[Records from a data collection]

##############################

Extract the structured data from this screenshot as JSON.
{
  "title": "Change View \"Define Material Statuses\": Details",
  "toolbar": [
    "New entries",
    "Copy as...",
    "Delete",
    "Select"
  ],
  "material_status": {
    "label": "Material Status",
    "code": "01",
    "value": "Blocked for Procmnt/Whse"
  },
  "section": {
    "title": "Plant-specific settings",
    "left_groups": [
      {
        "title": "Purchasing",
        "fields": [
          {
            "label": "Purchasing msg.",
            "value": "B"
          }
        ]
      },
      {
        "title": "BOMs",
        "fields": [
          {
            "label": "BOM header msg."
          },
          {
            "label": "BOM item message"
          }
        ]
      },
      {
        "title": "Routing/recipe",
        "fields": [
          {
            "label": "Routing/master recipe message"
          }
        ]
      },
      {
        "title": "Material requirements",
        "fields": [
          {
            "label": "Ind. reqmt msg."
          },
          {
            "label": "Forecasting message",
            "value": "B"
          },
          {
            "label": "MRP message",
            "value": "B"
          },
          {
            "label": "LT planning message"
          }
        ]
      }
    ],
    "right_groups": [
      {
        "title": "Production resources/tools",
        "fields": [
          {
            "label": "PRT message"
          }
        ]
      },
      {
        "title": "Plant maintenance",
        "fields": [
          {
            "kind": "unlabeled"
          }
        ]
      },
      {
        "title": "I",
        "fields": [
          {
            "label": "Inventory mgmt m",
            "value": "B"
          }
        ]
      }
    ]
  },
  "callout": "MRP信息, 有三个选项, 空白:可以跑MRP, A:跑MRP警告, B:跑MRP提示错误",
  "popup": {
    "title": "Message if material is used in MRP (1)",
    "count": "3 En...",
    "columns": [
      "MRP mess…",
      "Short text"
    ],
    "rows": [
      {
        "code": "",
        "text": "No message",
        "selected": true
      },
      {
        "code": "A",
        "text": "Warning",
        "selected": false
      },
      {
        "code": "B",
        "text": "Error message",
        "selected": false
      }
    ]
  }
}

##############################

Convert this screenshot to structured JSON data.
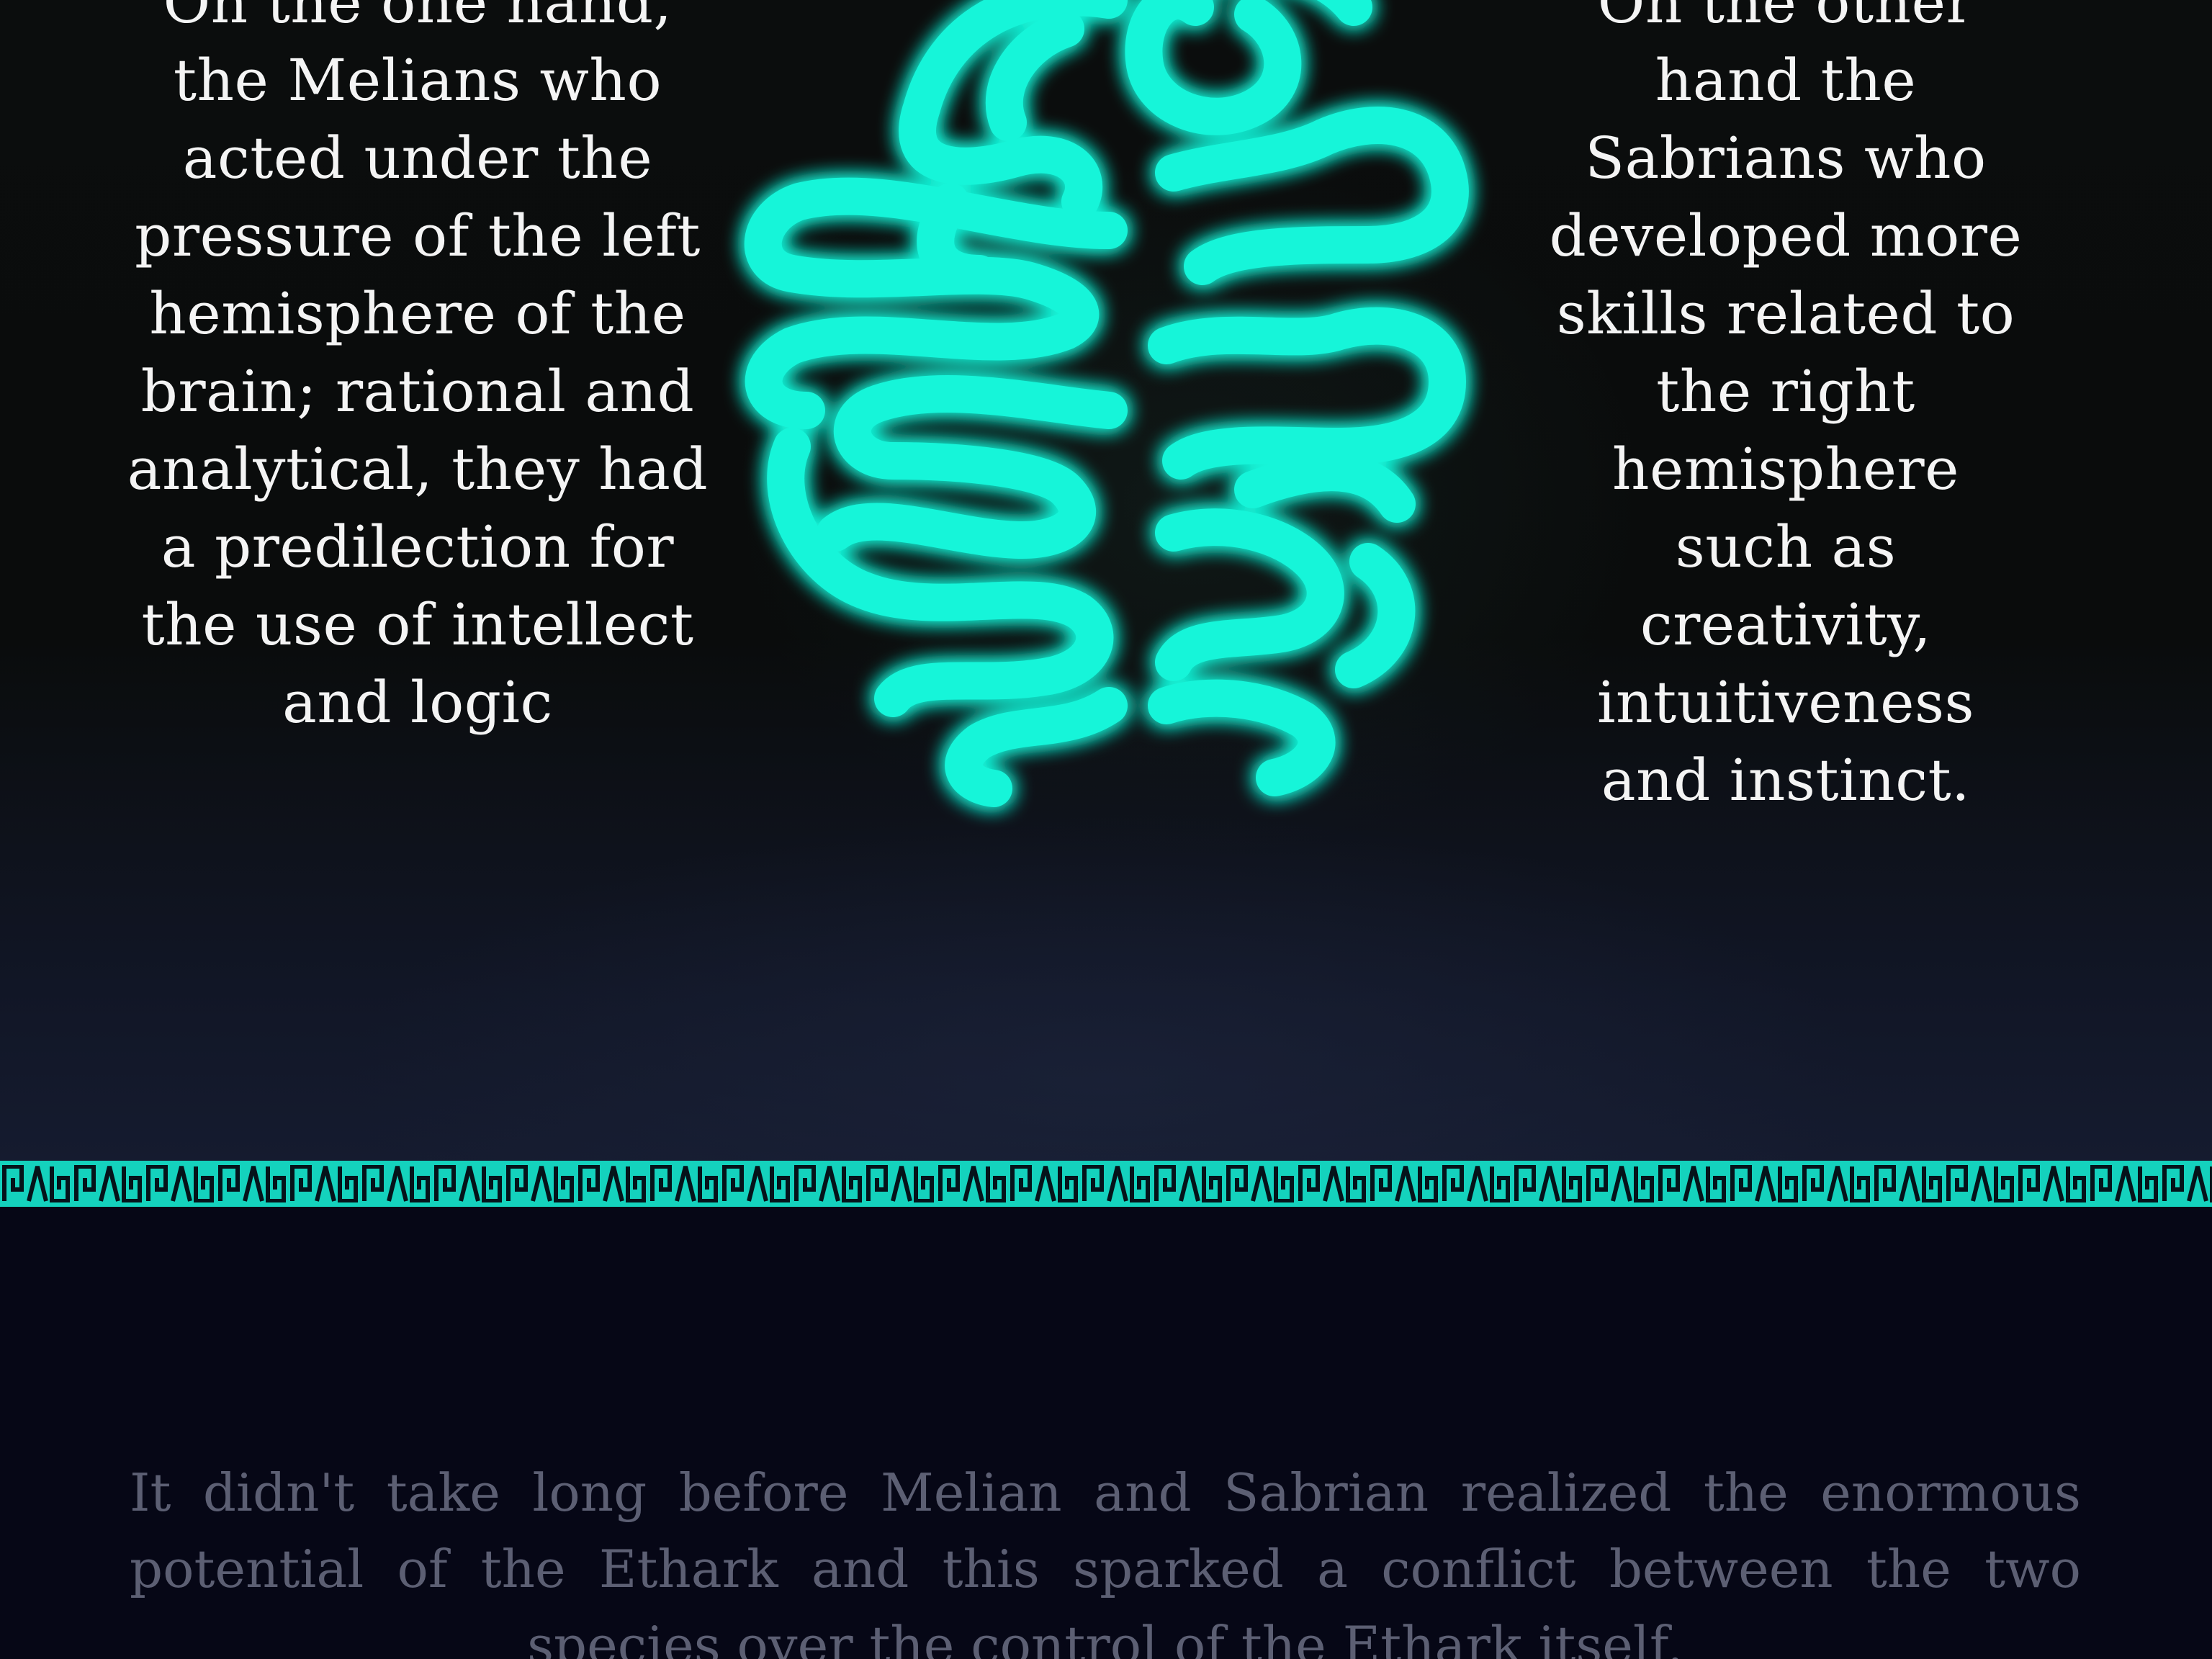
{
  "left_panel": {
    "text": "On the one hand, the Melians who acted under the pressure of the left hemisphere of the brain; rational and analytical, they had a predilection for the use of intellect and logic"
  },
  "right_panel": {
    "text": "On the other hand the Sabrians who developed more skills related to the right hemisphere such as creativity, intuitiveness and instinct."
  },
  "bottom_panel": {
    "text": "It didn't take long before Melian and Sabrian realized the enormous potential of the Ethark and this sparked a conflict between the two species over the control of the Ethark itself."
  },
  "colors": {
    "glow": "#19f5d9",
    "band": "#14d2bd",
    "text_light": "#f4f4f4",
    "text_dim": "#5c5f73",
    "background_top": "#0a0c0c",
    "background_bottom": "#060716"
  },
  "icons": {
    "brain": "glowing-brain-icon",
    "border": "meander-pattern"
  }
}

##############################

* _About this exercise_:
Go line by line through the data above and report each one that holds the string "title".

* _Your solution_:
  "title": "Change View \"Define Material Statuses\": Details",
    "title": "Plant-specific settings",
        "title": "Purchasing",
        "title": "BOMs",
        "title": "Routing/recipe",
        "title": "Material requirements",
        "title": "Production resources/tools",
        "title": "Plant maintenance",
        "title": "I",
    "title": "Message if material is used in MRP (1)",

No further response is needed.